Excerpts from an interface dataset

= = = = = = =

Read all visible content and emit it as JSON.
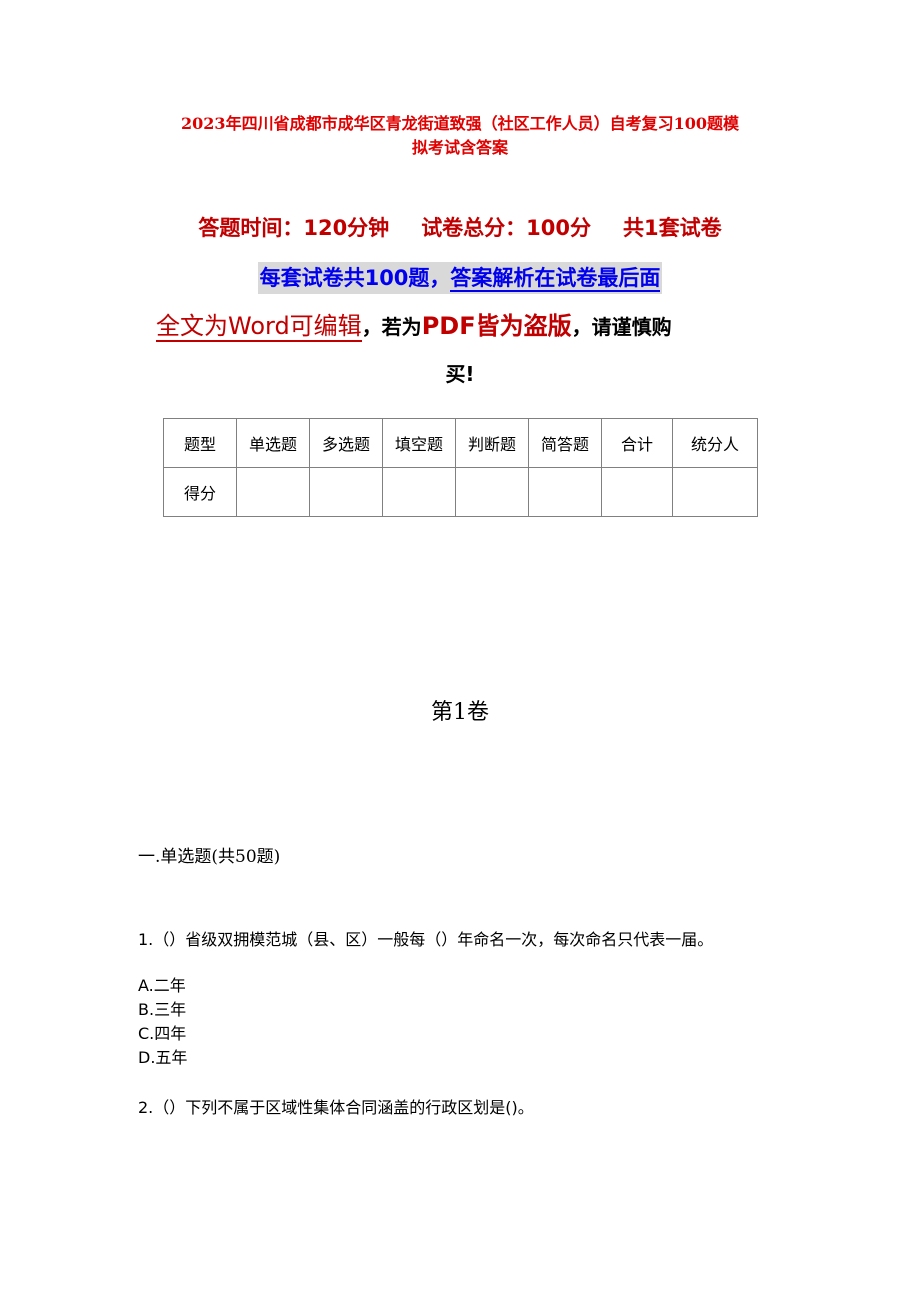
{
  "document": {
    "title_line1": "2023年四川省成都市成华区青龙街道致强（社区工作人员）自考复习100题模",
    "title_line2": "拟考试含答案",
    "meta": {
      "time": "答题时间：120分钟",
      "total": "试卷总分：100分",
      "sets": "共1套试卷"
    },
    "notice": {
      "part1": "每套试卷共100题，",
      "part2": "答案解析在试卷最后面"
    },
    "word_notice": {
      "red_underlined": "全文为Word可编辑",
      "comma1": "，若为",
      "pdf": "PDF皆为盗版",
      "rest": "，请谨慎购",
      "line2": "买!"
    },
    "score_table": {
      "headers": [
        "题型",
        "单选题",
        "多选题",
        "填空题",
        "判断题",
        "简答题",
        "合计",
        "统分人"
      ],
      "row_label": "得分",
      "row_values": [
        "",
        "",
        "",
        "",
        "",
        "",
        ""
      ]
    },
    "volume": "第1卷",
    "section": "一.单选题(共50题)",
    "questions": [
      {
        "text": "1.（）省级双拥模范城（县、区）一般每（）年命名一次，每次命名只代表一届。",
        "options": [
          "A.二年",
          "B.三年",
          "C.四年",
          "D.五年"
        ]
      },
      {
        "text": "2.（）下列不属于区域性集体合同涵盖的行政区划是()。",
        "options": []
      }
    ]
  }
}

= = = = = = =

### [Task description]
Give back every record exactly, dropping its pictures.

### [Your response]
Read all visible content and emit it as JSON.
{
  "document": {
    "title_line1": "2023年四川省成都市成华区青龙街道致强（社区工作人员）自考复习100题模",
    "title_line2": "拟考试含答案",
    "meta": {
      "time": "答题时间：120分钟",
      "total": "试卷总分：100分",
      "sets": "共1套试卷"
    },
    "notice": {
      "part1": "每套试卷共100题，",
      "part2": "答案解析在试卷最后面"
    },
    "word_notice": {
      "red_underlined": "全文为Word可编辑",
      "comma1": "，若为",
      "pdf": "PDF皆为盗版",
      "rest": "，请谨慎购",
      "line2": "买!"
    },
    "score_table": {
      "headers": [
        "题型",
        "单选题",
        "多选题",
        "填空题",
        "判断题",
        "简答题",
        "合计",
        "统分人"
      ],
      "row_label": "得分",
      "row_values": [
        "",
        "",
        "",
        "",
        "",
        "",
        ""
      ]
    },
    "volume": "第1卷",
    "section": "一.单选题(共50题)",
    "questions": [
      {
        "text": "1.（）省级双拥模范城（县、区）一般每（）年命名一次，每次命名只代表一届。",
        "options": [
          "A.二年",
          "B.三年",
          "C.四年",
          "D.五年"
        ]
      },
      {
        "text": "2.（）下列不属于区域性集体合同涵盖的行政区划是()。",
        "options": []
      }
    ]
  }
}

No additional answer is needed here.